Blizzard DOTA was back on the floor of BlizzCon 2011 last week, after spending a year away from the spotlight being "completely rebooted." We played the game as soon as we possibly could, finding it to be a much more polished take on the popular multiplayer online battle arena (MOBA) gametype.

"Last year we had basically the style of the art, and the look that we were going for," says Samwise Didier, Blizzard's Senior Art Director. But as I said when I played the early version of the mod, the game itself wasn't quite as polished as the look and feel. "This year," says Didier, "we really focused on taking the DOTA-style game and really making it our own."

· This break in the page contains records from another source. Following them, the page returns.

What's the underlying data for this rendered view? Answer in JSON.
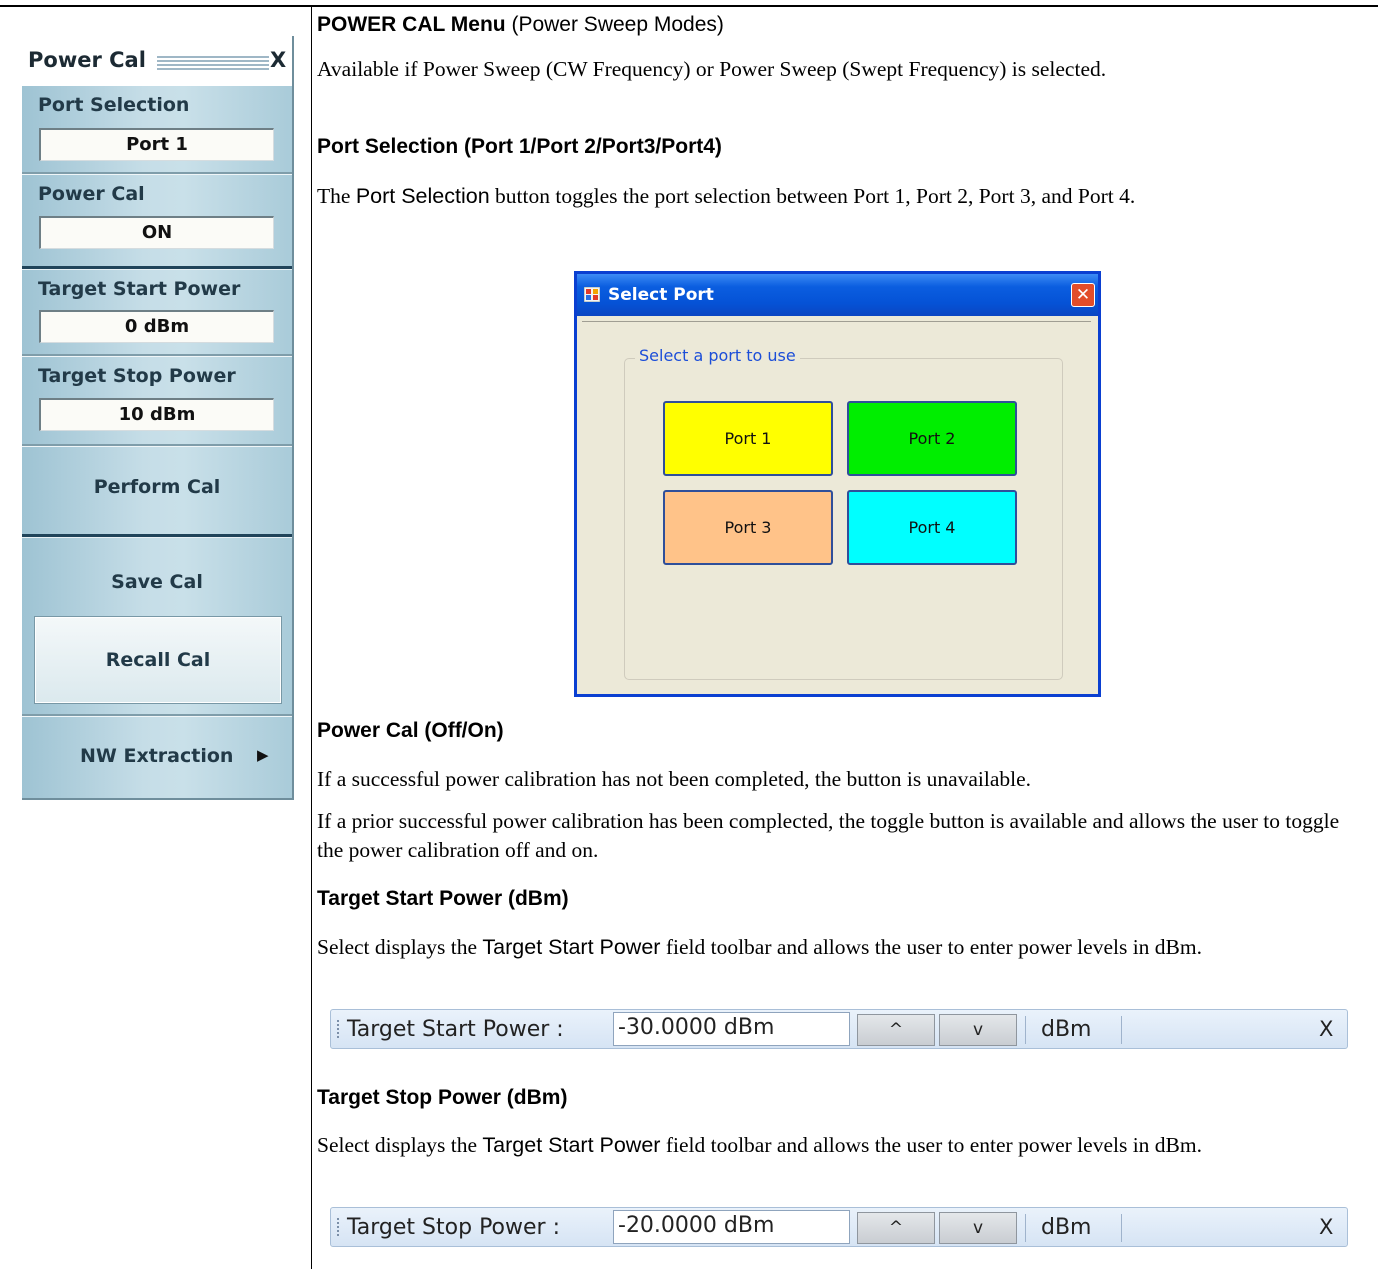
{
  "menu": {
    "title": "Power Cal",
    "close": "X",
    "port_selection_label": "Port Selection",
    "port_selection_value": "Port 1",
    "power_cal_label": "Power Cal",
    "power_cal_value": "ON",
    "target_start_label": "Target Start Power",
    "target_start_value": "0  dBm",
    "target_stop_label": "Target Stop Power",
    "target_stop_value": "10  dBm",
    "perform_cal": "Perform  Cal",
    "save_cal": "Save Cal",
    "recall_cal": "Recall Cal",
    "nw_extraction": "NW Extraction",
    "nw_arrow": "▶"
  },
  "content": {
    "heading1_bold": "POWER CAL Menu",
    "heading1_rest": " (Power Sweep Modes)",
    "para1": "Available if Power Sweep (CW Frequency) or Power Sweep (Swept Frequency) is selected.",
    "heading2": "Port Selection (Port 1/Port 2/Port3/Port4)",
    "para2_pre": "The ",
    "para2_term": "Port Selection",
    "para2_post": " button toggles the port selection between Port 1, Port 2, Port 3, and Port 4.",
    "heading3": "Power Cal (Off/On)",
    "para3": "If a successful power calibration has not been completed, the button is unavailable.",
    "para4": "If a prior successful power calibration has been complected, the toggle button is available and allows the user to toggle the power calibration off and on.",
    "heading4": "Target Start Power (dBm)",
    "para5_pre": "Select displays the ",
    "para5_term": "Target Start Power",
    "para5_post": " field toolbar and allows the user to enter power levels in dBm.",
    "heading5": "Target Stop Power (dBm)",
    "para6_pre": "Select displays the ",
    "para6_term": "Target Start Power",
    "para6_post": " field toolbar and allows the user to enter power levels in dBm."
  },
  "dialog": {
    "title": "Select Port",
    "close": "✕",
    "group_label": "Select a port to use",
    "ports": [
      {
        "label": "Port 1",
        "color": "#ffff00"
      },
      {
        "label": "Port 2",
        "color": "#00ee00"
      },
      {
        "label": "Port 3",
        "color": "#ffc389"
      },
      {
        "label": "Port 4",
        "color": "#00ffff"
      }
    ]
  },
  "toolbar_start": {
    "label": "Target Start Power  :",
    "value": "-30.0000  dBm",
    "up": "^",
    "down": "v",
    "unit": "dBm",
    "close": "X"
  },
  "toolbar_stop": {
    "label": "Target Stop Power  :",
    "value": "-20.0000  dBm",
    "up": "^",
    "down": "v",
    "unit": "dBm",
    "close": "X"
  }
}
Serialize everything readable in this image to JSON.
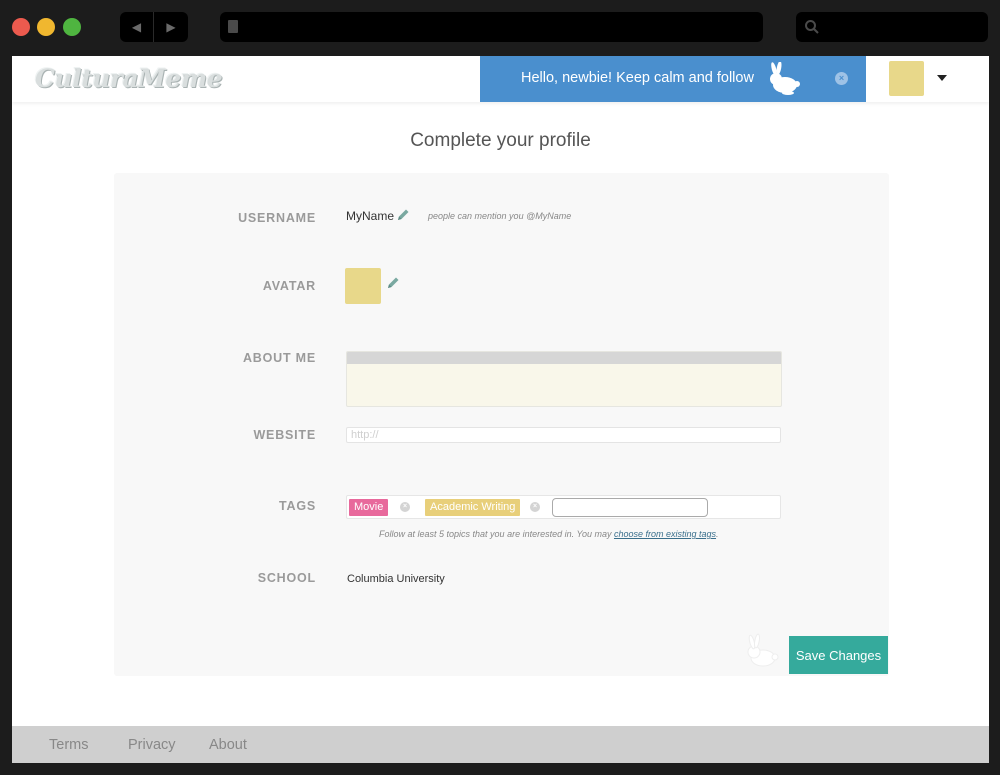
{
  "header": {
    "logo": "CulturaMeme",
    "banner_text": "Hello, newbie!  Keep calm and follow",
    "banner_close": "×"
  },
  "page": {
    "title": "Complete your profile"
  },
  "form": {
    "username": {
      "label": "USERNAME",
      "value": "MyName",
      "hint": "people can mention you @MyName"
    },
    "avatar": {
      "label": "AVATAR"
    },
    "about_me": {
      "label": "ABOUT ME",
      "value": ""
    },
    "website": {
      "label": "WEBSITE",
      "value": "",
      "placeholder": "http://"
    },
    "tags": {
      "label": "TAGS",
      "items": [
        {
          "label": "Movie",
          "color": "#e8699c"
        },
        {
          "label": "Academic Writing",
          "color": "#e8cf7a"
        }
      ],
      "remove_glyph": "×",
      "hint_text": "Follow at least 5 topics that you are interested in.  You may ",
      "hint_link": "choose from existing tags",
      "hint_end": "."
    },
    "school": {
      "label": "SCHOOL",
      "value": "Columbia University"
    },
    "save_label": "Save Changes"
  },
  "footer": {
    "links": [
      "Terms",
      "Privacy",
      "About"
    ]
  },
  "colors": {
    "banner": "#4a8fce",
    "save_button": "#35aa9c",
    "avatar": "#e8d88a"
  },
  "icons": {
    "back": "◀",
    "forward": "▶"
  }
}
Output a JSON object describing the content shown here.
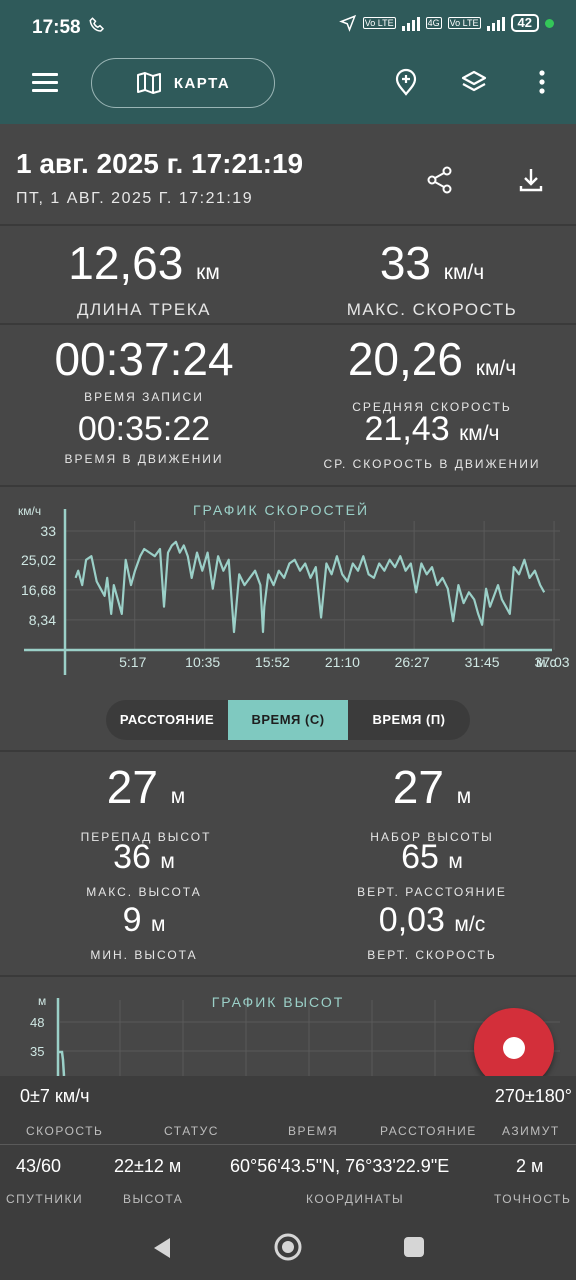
{
  "status_bar": {
    "time": "17:58",
    "battery": "42",
    "tags": [
      "Vo LTE",
      "4G",
      "Vo LTE"
    ]
  },
  "toolbar": {
    "map_label": "КАРТА",
    "icons": [
      "menu-icon",
      "map-icon",
      "add-marker-icon",
      "layers-icon",
      "more-icon"
    ]
  },
  "header": {
    "title": "1 авг. 2025 г. 17:21:19",
    "subtitle": "ПТ, 1 АВГ. 2025 Г. 17:21:19"
  },
  "stats": {
    "length": {
      "value": "12,63",
      "unit": "км",
      "label": "ДЛИНА ТРЕКА"
    },
    "max_speed": {
      "value": "33",
      "unit": "км/ч",
      "label": "МАКС. СКОРОСТЬ"
    },
    "record_time": {
      "value": "00:37:24",
      "label": "ВРЕМЯ ЗАПИСИ"
    },
    "avg_speed": {
      "value": "20,26",
      "unit": "км/ч",
      "label": "СРЕДНЯЯ СКОРОСТЬ"
    },
    "moving_time": {
      "value": "00:35:22",
      "label": "ВРЕМЯ В ДВИЖЕНИИ"
    },
    "avg_moving_speed": {
      "value": "21,43",
      "unit": "км/ч",
      "label": "СР. СКОРОСТЬ В ДВИЖЕНИИ"
    }
  },
  "speed_chart": {
    "title": "ГРАФИК СКОРОСТЕЙ",
    "y_unit": "км/ч",
    "x_unit": "м:с"
  },
  "chart_data": [
    {
      "type": "line",
      "title": "ГРАФИК СКОРОСТЕЙ",
      "ylabel": "км/ч",
      "xlabel": "м:с",
      "y_ticks": [
        "33",
        "25,02",
        "16,68",
        "8,34"
      ],
      "x_ticks": [
        "5:17",
        "10:35",
        "15:52",
        "21:10",
        "26:27",
        "31:45",
        "37:03"
      ],
      "ylim": [
        0,
        33
      ],
      "xlim": [
        0,
        37.5
      ],
      "grid": true,
      "x": [
        0.8,
        1.0,
        1.3,
        1.6,
        2.0,
        2.4,
        2.7,
        3.0,
        3.2,
        3.5,
        3.7,
        4.0,
        4.3,
        4.6,
        5.0,
        5.3,
        5.7,
        6.0,
        6.4,
        6.8,
        7.2,
        7.5,
        7.8,
        8.1,
        8.4,
        8.7,
        9.0,
        9.3,
        9.6,
        10.0,
        10.4,
        10.8,
        11.2,
        11.6,
        12.0,
        12.4,
        12.8,
        13.2,
        13.6,
        14.0,
        14.4,
        14.8,
        15.0,
        15.1,
        15.4,
        15.8,
        16.2,
        16.6,
        17.0,
        17.4,
        17.8,
        18.2,
        18.6,
        19.0,
        19.4,
        19.8,
        20.2,
        20.6,
        21.0,
        21.4,
        21.8,
        22.2,
        22.6,
        23.0,
        23.4,
        23.8,
        24.2,
        24.6,
        25.0,
        25.4,
        25.8,
        26.2,
        26.6,
        27.0,
        27.4,
        27.8,
        28.2,
        28.6,
        29.0,
        29.4,
        29.8,
        30.2,
        30.6,
        31.0,
        31.3,
        31.6,
        31.9,
        32.2,
        32.5,
        32.8,
        33.1,
        33.4,
        33.7,
        34.0,
        34.4,
        34.8,
        35.2,
        35.6,
        36.0,
        36.3
      ],
      "y": [
        20,
        22,
        18,
        25,
        26,
        19,
        17,
        15,
        20,
        10,
        18,
        14,
        10,
        25,
        18,
        22,
        26,
        28,
        27,
        26,
        28,
        12,
        27,
        29,
        30,
        27,
        29,
        26,
        20,
        27,
        22,
        27,
        17,
        26,
        22,
        25,
        5,
        21,
        18,
        20,
        22,
        18,
        5,
        12,
        21,
        18,
        22,
        20,
        24,
        25,
        22,
        24,
        20,
        23,
        9,
        24,
        21,
        26,
        21,
        19,
        24,
        22,
        26,
        21,
        20,
        24,
        22,
        25,
        23,
        26,
        22,
        24,
        16,
        24,
        21,
        23,
        18,
        20,
        17,
        8,
        18,
        13,
        16,
        14,
        10,
        7,
        17,
        12,
        15,
        18,
        14,
        12,
        10,
        23,
        21,
        25,
        20,
        22,
        18,
        16
      ]
    },
    {
      "type": "line",
      "title": "ГРАФИК ВЫСОТ",
      "ylabel": "м",
      "y_ticks": [
        "48",
        "35"
      ],
      "partial": true
    }
  ],
  "mode_tabs": [
    {
      "label": "РАССТОЯНИЕ",
      "active": false
    },
    {
      "label": "ВРЕМЯ (С)",
      "active": true
    },
    {
      "label": "ВРЕМЯ (П)",
      "active": false
    }
  ],
  "elevation": {
    "drop": {
      "value": "27",
      "unit": "м",
      "label": "ПЕРЕПАД ВЫСОТ"
    },
    "gain": {
      "value": "27",
      "unit": "м",
      "label": "НАБОР ВЫСОТЫ"
    },
    "max": {
      "value": "36",
      "unit": "м",
      "label": "МАКС. ВЫСОТА"
    },
    "vert_distance": {
      "value": "65",
      "unit": "м",
      "label": "ВЕРТ. РАССТОЯНИЕ"
    },
    "min": {
      "value": "9",
      "unit": "м",
      "label": "МИН. ВЫСОТА"
    },
    "vert_speed": {
      "value": "0,03",
      "unit": "м/с",
      "label": "ВЕРТ. СКОРОСТЬ"
    }
  },
  "elevation_chart": {
    "title": "ГРАФИК ВЫСОТ",
    "y_unit": "м",
    "y_ticks": [
      "48",
      "35"
    ]
  },
  "bottom_panel": {
    "speed": "0±7 км/ч",
    "azimuth_value": "270±180°",
    "labels_row1": [
      "СКОРОСТЬ",
      "СТАТУС",
      "ВРЕМЯ",
      "РАССТОЯНИЕ",
      "АЗИМУТ"
    ],
    "satellites": "43/60",
    "altitude": "22±12 м",
    "coordinates": "60°56'43.5\"N, 76°33'22.9\"E",
    "accuracy": "2 м",
    "labels_row2": [
      "СПУТНИКИ",
      "ВЫСОТА",
      "КООРДИНАТЫ",
      "ТОЧНОСТЬ"
    ]
  },
  "colors": {
    "toolbar": "#2f5a5a",
    "background": "#474747",
    "accent": "#7fc9c0",
    "record": "#d32f3a"
  }
}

Blizzard has done a few interesting things to the gametype that has made League of Legends and Heroes of Newerth so popular. But the most interesting may just be how the company plans to release it. Blizzard is going to make sure everyone has a chance to check it out, even if they don't own StarCraft 2. "We haven't figured out the details," says Didier. "But there will be a free-to-play Blizzard DOTA on our Blizzard Arcade. We don't know how many heroes there will be, or how many maps, but we definitely want to make sure that everyone knows it will be free-to-play."
What's Blizzard Arcade, you ask? That news was hidden in among all of the panda fanfare at last week's BlizzCon. The feature, originally known as the StarCraft 2 marketplace, in which players would be able to create and even sell their own custom mods and maps for the popular RTS title, has transformed into a concept called the Blizzard Arcade. Blizzard hasn't officially laid this all out yet, but the idea, says Didier, is that Blizzard Arcade is either free to download on its own, or included in the StarCraft 2 Starter Edition, which is already a free download from Blizzard's site.

In other words, Blizzard Arcade might work as a sort of "Blizzard Indie Games" platform, to allow players and users to make games with the StarCraft 2 engine, and then release them for sale to everyone else, including people who don't own StarCraft 2.

"If you buy Wings of Liberty, if you buy Heart of the Swarm, there'll be something for you too," says Didier. "But we want it to be like hey, Blizzard Arcade." Even if people don't play the current Blizzard franchises, they may find something in the smaller games to play that leads them into the bigger Blizzard titles. Unfortunately, there are no other details on Blizzard Arcade yet, not even a "soon" to serve as a release date, but presumably it'll be released alongside the upcoming Heart of the Swarm expansion.

Blizzard DOTA, then, will serve as a centerpiece for the new platform. It's a fun title -- gone are the trappings of StarCraft 2 completely, and what's left is a much more mechanically sound MOBA. There are even some nice innovations. Towers have limited amounts of ammo to them, which means that a prolonged siege is a huge threat, causing players to answer any big pushes. Mounts are a good addition as well, designed to replace the "boots" that other MOBA games sell to their players, and to give each hero another nice bit of flavor in the graphics.

Overall, Blizzard DOTA plays faster and looser than its similar competitors. "We've kind of taken out a lot of that kind of invisible high level gameplay that you needed to know to be the best," says Didier, "and we just started worrying about let's just make this a fun game."

Last-hitting and denying aren't in there at all, and all kill experience and gold is shared, whether you brought down another hero or just assisted. Creep camps interact directly with the attacking waves, too -- killing a "mercenary camp" won't just get you a gold bonus, but it'll actually add some high-powered creeps to each attack wave. And killing the Stone Golem group boss in the center of the map adds that very powerful unit to your next Tower attack as well.

Blizzard has also enthusiasically decided to play with multiple maps as well. Many DOTA games stick to just one or two maps, simply because the complexity of the game lies in the heroes' interaction rather than the map's layout. But Blizzard says it has a few new ideas (including things like setting a fight in Onyxia's Lair with the famous dragon as the group boss), and the StarCraft 2 editor makes for quick iteration.

What might be the biggest separation between this game and the other titles like it, though, is that these heroes are all Blizzard's: Warcraft's Thrall fights with StarCraft's Kerrigan against Arthas the Lich King, and so on. "This is our Blizzard fighter," says Didier. "We can't make a Street Fighter style game right now, so this is our Blizzard fighter. The Blizzard All-stars, is what I like to call it." Each DOTA clone has spawned its own famous and favorite heroes, but Blizzard's IP is obviously very powerful already.

While fans will certainly debate about which game out there is the best or most fun to play, Didier says Blizzard just wants to make a great game in this style. The original Defense of the Ancients mod was built on Blizzard's own Warcraft 3 engine, so the company has a stake in the history. "All of that great artwork and stuff that we built made a whole new genre," says Didier. "And Blizzard loved it so much that we wanted to make ours too."

After all, when Blizzard really enjoys games, Didier points out, great things can happen. "We all loved Dune 2," he remembers about the time before Blizzard decided to make its own RTS title. "Great things have happened since Dune 2 because we loved that game. We all loved Everquest -- and there's a lot of history now. So this is a new step for us."

This article was originally published on Joystiq.